DALLAS -- On Saturday morning, Texas Rangers manager Ron Washington woke up and put on his practice jersey, grabbed his bat and glove and headed to the ball field. There was no day game or morning practice, but there still were players that needed coaching. In fact, there were 40 of them.
Forty children from the Boys & Girls Club of Greater Dallas gathered at Juan Gonzalez Field in Oak Cliff for a baseball clinic put on by Washington, first-base coach Gary Pettis and former Rangers player Mark McLemore.
"I was once in their shoes, sitting in these bleachers, dreaming these same dreams," Washington said. "Someone showed me the right way to do something, and then told me I could do it and here I am today."
Each wearing a Rangers hat and new glove, the children asked the Texas skipper questions about his background and his career before playing catch and receiving infield instruction.
The clinic was a part of the team's new broad based initiative created to increase the team's visibility and impact in the Dallas/Fort Worth African-American community. Other aspects of this initiative include the donation of pitching machines, bats, helmets, baseballs, gloves, other baseball equipment and uniforms by the organization to the Boys & Girls Club of Greater Dallas.
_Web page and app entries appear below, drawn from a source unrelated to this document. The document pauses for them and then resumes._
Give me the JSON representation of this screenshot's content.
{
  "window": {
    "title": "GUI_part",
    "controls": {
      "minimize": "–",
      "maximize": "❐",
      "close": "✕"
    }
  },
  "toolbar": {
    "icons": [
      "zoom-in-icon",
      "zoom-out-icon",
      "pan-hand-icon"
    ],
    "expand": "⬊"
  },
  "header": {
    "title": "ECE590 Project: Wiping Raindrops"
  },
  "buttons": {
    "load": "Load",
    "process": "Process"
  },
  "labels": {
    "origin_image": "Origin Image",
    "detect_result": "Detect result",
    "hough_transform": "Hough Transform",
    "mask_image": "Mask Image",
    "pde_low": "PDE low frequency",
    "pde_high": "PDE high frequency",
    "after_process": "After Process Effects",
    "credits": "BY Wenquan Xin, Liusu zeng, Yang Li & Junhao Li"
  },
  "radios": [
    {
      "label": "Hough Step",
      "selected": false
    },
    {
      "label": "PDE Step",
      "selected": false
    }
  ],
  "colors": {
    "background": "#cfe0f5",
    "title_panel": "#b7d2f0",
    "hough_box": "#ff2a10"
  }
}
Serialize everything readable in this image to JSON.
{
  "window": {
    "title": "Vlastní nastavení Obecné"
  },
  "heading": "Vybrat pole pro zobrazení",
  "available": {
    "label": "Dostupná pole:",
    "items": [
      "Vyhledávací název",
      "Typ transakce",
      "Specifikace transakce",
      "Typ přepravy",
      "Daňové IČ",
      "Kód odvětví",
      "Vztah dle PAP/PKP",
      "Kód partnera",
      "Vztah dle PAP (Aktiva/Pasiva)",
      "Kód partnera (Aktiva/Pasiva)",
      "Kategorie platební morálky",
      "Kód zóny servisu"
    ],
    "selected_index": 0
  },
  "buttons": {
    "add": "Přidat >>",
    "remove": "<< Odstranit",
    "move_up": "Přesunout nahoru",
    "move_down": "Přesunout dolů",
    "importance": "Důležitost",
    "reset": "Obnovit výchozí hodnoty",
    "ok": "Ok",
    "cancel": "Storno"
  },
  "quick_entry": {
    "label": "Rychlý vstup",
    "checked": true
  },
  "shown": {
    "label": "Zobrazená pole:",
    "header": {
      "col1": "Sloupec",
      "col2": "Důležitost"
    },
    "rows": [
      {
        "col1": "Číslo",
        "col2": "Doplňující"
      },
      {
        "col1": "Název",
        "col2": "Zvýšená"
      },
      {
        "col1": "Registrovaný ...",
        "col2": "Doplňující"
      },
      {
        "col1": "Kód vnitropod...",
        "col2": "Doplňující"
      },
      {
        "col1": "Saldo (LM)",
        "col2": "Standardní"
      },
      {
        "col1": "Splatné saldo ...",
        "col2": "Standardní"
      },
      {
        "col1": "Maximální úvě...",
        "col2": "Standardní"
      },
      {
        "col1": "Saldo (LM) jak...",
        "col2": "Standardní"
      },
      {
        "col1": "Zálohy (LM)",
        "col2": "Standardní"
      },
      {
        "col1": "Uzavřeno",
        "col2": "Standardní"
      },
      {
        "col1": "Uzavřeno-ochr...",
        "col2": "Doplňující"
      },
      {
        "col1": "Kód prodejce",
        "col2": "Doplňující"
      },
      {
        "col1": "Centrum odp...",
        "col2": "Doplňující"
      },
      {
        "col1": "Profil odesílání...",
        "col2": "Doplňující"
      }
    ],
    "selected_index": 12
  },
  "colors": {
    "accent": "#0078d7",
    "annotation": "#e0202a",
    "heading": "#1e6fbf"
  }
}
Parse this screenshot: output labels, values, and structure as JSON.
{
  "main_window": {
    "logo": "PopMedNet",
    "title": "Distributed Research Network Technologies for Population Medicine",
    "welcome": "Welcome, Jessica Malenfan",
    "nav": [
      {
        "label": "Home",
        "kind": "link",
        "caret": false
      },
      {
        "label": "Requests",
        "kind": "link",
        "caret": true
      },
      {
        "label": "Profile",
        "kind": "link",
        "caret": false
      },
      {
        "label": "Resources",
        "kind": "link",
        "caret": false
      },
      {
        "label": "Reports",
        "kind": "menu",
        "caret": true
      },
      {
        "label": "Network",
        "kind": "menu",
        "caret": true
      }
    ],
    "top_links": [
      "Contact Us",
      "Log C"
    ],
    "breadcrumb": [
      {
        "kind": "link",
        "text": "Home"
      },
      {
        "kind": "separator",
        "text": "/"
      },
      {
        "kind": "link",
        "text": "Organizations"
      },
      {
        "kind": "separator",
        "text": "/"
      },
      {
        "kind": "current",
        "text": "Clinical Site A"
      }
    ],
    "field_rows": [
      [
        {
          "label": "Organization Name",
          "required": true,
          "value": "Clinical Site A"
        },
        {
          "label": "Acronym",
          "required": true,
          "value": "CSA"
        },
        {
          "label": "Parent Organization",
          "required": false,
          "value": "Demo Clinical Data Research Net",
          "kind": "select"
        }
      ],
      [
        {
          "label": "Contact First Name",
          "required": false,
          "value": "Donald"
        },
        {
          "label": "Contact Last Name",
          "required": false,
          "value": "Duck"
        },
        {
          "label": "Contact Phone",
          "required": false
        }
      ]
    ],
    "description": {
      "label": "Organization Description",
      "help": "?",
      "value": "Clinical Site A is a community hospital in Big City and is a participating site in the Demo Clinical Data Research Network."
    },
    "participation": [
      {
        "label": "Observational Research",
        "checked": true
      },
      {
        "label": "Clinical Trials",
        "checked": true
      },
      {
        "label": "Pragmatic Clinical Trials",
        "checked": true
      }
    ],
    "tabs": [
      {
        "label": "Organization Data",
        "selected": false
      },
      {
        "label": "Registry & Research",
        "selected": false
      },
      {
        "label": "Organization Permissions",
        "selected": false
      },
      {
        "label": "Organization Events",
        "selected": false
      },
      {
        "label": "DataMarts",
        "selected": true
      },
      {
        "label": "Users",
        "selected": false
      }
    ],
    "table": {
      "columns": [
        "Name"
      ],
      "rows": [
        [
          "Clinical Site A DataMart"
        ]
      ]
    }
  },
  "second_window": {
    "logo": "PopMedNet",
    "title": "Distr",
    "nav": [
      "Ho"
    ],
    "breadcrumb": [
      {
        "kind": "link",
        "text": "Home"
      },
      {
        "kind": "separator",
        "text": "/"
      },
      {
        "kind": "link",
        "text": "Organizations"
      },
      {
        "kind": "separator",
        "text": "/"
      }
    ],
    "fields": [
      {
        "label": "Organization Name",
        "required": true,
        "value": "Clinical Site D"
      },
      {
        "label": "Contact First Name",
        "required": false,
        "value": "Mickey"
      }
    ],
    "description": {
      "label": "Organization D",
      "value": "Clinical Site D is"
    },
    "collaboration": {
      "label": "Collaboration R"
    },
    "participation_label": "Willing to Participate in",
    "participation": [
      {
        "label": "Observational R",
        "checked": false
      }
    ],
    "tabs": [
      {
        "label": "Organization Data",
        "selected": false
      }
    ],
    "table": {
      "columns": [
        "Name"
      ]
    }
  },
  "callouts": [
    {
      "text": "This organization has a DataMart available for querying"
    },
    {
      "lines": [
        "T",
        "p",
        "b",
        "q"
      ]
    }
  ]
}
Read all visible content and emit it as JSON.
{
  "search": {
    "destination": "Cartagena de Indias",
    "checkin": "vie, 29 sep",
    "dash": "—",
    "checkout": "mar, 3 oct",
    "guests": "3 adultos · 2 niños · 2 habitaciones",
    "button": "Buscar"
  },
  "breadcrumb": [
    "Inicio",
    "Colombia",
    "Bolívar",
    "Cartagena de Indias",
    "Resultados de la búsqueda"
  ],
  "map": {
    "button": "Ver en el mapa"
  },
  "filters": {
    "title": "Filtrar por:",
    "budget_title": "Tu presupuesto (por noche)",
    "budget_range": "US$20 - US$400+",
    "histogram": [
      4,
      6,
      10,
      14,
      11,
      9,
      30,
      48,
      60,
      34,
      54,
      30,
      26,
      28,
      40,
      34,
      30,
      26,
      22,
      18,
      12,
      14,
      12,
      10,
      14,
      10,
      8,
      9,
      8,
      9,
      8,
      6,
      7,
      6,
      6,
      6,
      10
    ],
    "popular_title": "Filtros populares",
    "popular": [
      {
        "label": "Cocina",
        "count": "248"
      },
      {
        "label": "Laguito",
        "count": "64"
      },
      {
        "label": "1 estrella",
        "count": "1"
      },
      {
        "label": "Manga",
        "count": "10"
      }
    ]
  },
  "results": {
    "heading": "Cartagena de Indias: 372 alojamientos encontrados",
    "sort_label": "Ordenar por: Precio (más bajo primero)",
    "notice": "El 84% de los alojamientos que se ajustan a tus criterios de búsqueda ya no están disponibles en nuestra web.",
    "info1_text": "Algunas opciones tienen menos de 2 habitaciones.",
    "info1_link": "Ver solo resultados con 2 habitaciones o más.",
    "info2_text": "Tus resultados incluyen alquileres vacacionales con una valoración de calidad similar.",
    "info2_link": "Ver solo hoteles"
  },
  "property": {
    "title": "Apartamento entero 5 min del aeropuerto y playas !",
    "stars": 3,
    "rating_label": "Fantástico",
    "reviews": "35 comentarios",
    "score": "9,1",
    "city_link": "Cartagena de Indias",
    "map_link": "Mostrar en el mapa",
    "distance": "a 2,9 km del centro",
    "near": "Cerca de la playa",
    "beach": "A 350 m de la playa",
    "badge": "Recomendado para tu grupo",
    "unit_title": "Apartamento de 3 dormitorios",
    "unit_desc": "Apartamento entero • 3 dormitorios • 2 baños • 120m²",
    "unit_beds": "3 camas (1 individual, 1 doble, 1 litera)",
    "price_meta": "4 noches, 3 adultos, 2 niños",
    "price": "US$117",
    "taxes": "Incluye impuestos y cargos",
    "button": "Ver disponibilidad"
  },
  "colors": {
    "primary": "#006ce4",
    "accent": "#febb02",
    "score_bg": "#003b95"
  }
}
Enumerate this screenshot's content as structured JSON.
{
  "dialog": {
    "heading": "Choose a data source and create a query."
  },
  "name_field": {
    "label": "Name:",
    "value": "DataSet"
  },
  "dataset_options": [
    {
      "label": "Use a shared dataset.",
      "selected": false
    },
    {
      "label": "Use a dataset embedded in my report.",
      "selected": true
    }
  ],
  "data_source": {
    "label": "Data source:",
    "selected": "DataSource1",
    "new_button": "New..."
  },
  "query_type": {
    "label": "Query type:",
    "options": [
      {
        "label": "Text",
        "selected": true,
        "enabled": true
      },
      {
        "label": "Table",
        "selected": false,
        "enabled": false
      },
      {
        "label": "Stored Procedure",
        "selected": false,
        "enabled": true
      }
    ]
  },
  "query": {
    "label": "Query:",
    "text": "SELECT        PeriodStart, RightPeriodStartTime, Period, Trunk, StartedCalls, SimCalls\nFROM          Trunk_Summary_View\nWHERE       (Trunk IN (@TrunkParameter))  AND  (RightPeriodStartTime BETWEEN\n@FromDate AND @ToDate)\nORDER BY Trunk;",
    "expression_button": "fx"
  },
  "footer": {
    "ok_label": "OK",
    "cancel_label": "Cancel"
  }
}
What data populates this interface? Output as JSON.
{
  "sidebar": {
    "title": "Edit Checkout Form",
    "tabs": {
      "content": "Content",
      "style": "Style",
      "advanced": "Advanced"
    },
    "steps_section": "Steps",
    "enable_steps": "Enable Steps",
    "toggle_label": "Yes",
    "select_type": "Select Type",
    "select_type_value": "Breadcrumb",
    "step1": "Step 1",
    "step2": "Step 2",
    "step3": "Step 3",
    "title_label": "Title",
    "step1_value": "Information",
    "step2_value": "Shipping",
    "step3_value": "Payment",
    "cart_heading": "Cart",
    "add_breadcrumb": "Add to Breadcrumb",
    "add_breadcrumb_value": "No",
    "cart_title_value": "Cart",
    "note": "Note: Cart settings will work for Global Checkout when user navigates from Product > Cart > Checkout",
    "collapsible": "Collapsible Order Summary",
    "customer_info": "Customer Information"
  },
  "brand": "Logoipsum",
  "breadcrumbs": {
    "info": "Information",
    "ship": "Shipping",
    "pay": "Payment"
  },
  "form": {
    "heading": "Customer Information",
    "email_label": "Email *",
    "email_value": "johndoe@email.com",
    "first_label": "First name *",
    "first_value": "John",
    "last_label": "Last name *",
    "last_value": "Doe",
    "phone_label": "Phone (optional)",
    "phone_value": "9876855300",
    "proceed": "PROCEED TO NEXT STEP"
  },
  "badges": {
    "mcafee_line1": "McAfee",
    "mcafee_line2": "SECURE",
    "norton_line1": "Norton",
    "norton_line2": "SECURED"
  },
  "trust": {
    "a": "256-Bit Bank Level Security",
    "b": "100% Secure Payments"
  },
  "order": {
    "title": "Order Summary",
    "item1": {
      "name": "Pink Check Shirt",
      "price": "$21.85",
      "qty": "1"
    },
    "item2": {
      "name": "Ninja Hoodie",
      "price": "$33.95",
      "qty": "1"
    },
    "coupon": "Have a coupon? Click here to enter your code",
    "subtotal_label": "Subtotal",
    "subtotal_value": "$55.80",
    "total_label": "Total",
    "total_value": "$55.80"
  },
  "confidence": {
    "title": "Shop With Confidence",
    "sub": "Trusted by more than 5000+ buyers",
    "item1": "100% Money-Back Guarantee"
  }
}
Washington and the club also created the "Wash's Winners" program, which will provide an opportunity for boys and girls from the Dallas/Fort Worth community to attend one of 50 Rangers games this season.
"Baseball has had such a huge impact on my life. It is my life," Washington said. "I want them to know they can do anything they set their mind to. You never know, one of these kids could be the next big-league ballplayer, or even a professional manager."
Abby Teaff is coordinator of media relations for the Texas Rangers. This story was not subject to the approval of Major League Baseball or its clubs.